“At Bluecore, we believe in the need for verticalized technology because we think every brand needs tech built for the purpose of retail to solve retail problems,” Hilal said. “Unlike every other industry retail has some really unique challenges around stock management distribution discounting, inventory management, purchase frequency — all of these feed into the key elements of how Bluecore has made investments in AI and workflow tooling and campaign management so that we’re really reducing the manual work a retailer needs to do to understand merchandising insights and act on their data.”
Currently, Hilal said, we are in an era known as “personal commerce,” where retailers are no longer competing solely with other brands, but also competing with every other digital experience. “As a result, shoppers expect that same level of one-to-one curation from retail brands that they’re getting from platforms like Netflix, Spotify, Instagram and all these other exceptional experiences,” Hilal said. “Shoppers expecting these highly curated environments and have access to all of these unlimited varieties of products need to have a better understanding of how a brand can relate to their one-on-one preferences.”

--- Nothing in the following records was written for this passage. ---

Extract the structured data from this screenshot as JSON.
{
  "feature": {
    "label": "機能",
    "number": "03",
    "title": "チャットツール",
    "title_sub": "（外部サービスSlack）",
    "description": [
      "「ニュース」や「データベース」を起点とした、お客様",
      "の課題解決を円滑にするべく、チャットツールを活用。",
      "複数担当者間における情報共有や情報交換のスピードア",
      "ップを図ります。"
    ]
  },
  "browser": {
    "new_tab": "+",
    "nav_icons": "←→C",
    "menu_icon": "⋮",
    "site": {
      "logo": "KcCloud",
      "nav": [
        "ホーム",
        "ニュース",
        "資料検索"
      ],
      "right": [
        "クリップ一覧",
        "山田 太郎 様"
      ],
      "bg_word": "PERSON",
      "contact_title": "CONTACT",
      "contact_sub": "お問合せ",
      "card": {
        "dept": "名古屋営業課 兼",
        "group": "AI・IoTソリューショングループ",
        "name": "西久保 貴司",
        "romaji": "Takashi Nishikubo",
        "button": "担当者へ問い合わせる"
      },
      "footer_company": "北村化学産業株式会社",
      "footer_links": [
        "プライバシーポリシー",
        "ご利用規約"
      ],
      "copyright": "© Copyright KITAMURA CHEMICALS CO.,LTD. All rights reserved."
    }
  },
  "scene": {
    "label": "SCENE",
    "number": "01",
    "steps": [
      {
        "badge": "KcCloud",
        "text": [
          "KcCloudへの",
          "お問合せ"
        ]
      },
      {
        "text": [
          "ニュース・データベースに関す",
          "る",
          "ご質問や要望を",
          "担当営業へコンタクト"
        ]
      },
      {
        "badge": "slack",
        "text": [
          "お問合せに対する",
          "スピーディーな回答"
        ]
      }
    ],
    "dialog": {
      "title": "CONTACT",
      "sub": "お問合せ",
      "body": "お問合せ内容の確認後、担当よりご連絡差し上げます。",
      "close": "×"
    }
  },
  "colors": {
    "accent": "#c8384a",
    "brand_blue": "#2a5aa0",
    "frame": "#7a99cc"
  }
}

In the role of predictive intelligence and driving shopper experience, it is now necessary to think about fit, style and price points that can seamlessly connect to recommendations and create the experiences that consumers are seeking. Even not recognizing a shopper’s previous interaction with the brand’s website could be seen as a negative for a consumer. However, this intersection of personalization and digital commerce, Hilal told the audience, represents a massive opportunity for every brand as retention is business-critical.
In fact, Bluecore’s data shows the e-commerce market projected to be $10 trillion by 2027.
Hilal shared that as tech and retail converge at an intersection, retail growth looks like three things: identification, conversion rate and purchase rate. Put simply, digital transformation is an approach and it’s the approach to adapt your brand to the speed and expanse of digital, which means being really good at identifying your shoppers, which is not just about customer identification but the preferences and affinities of that shopper, improving conversion rate, which means actually connecting your shopper with the right content, product and offer as quickly as possible and making sure a customer is coming back.
To determine if your brand is acquisition-focused or retention-focused, Hilal said, a company will need to do a sort of self-assessment. If a company’s acquisition spend is higher than the spend on its existing customer base, or most of a brand’s marketing is broadcast marketing generalized to any shopper or maybe a few segments, then it is an acquisition-focused brand. In contrast, a retention focus brand is focused on optimizing for the second purchase which means leveraging existing customer data, perhaps having a robust loyalty program and marketing focused on post-purchase nurture streams.
“For a brand that’s more retention focused, what you’ll find is that it’s very easy to launch personalized campaigns that your second purchase rate is higher than say 30 to 40 percent,” Hilal said. “And the number of tools that you have to manage customer data tends to be consolidated with one or two platforms because you have done a lot of the work to make it easy to activate your customer data from one place, versus focusing on shuttling it from system to system to system, which usually means you have to again fall back to broadcast mass marketing techniques.”
Brands that focus on the value of reinforcing the value of the product, focus on the second and third purchase-built loyalty programs to help shoppers understand how to continue to engage with the brand, according to Bluecore’s data.
Looking ahead toward the holiday season, which continues to get stretched out over longer periods of time, Hilal advised brands who are struggling to determine what kinds of investments to make to “focus on adding campaign types that are automated that are personalized and that focus on driving repeat purchase versus on acquisition and competing against every other brand and experience for a shoppers’ attention.”